WHAT THIS TASK INVOLVES:
Scan the material below for every line with the string "sousa", and copy those lines.

______________________________

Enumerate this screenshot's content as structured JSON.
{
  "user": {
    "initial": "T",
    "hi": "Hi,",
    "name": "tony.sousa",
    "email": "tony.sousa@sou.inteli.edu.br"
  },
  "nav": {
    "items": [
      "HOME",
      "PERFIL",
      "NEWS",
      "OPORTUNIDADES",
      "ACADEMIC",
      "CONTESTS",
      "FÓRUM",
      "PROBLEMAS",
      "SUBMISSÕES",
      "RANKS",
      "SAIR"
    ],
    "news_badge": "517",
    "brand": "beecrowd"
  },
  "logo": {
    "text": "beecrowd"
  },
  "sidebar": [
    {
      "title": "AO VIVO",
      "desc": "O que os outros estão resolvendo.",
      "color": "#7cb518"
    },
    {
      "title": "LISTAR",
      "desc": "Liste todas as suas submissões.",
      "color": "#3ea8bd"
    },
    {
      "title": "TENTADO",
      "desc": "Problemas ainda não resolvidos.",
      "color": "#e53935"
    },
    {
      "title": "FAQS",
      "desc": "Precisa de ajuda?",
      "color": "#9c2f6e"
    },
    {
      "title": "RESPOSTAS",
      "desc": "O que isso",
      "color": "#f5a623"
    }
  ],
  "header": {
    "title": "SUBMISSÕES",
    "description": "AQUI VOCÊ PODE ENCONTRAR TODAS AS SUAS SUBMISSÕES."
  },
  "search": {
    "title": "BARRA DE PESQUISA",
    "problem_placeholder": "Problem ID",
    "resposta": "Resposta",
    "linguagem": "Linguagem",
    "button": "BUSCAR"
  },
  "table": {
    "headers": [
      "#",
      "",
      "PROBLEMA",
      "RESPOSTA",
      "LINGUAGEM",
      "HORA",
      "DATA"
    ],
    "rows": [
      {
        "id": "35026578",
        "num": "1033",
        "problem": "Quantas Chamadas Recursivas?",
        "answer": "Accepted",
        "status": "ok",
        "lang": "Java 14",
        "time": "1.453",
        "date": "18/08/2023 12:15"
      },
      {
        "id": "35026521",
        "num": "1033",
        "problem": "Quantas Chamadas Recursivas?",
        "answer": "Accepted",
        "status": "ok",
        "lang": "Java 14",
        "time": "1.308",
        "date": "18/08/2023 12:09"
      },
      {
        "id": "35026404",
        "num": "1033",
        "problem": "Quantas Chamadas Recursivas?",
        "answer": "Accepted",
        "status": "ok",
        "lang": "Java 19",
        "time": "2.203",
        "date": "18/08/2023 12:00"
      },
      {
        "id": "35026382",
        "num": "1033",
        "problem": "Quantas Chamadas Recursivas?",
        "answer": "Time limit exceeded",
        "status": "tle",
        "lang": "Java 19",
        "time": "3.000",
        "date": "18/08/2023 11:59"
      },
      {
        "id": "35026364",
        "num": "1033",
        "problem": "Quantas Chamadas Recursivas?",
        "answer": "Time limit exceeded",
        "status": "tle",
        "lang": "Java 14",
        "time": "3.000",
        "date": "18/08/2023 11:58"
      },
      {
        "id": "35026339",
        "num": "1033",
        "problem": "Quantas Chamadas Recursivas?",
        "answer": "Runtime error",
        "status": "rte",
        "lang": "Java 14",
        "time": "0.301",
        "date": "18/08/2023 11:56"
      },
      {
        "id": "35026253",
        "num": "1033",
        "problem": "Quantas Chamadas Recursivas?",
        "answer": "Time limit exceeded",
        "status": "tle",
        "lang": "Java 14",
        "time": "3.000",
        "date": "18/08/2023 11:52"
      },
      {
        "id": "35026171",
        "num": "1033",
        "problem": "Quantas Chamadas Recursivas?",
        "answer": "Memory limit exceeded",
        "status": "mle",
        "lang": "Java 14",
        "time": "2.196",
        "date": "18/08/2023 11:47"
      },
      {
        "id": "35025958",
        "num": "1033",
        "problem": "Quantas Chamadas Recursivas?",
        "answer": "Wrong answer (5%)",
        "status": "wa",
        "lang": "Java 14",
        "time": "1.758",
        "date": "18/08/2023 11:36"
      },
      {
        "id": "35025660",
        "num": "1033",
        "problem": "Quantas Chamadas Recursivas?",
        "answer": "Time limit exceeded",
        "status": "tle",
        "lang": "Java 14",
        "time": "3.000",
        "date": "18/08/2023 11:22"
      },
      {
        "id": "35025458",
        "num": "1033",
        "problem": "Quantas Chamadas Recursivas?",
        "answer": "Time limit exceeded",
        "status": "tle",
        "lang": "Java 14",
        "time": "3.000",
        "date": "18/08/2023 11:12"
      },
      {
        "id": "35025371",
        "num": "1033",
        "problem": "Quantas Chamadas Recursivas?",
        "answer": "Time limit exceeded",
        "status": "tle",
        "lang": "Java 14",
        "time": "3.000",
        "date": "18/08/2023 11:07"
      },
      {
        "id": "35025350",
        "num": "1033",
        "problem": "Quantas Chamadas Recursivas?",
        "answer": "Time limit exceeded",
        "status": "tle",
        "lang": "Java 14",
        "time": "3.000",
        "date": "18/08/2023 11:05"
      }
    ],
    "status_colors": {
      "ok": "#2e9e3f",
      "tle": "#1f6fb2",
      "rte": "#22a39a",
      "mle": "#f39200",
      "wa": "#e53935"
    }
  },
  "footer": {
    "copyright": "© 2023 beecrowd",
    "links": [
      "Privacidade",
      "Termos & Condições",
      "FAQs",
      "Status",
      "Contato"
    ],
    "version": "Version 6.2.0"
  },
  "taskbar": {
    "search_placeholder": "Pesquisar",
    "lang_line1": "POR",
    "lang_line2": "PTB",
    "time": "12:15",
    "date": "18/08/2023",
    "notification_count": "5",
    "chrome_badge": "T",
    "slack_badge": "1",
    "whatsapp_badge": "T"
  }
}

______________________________

WRITTEN REPLY:
    "name": "tony.sousa",
    "email": "tony.sousa@sou.inteli.edu.br"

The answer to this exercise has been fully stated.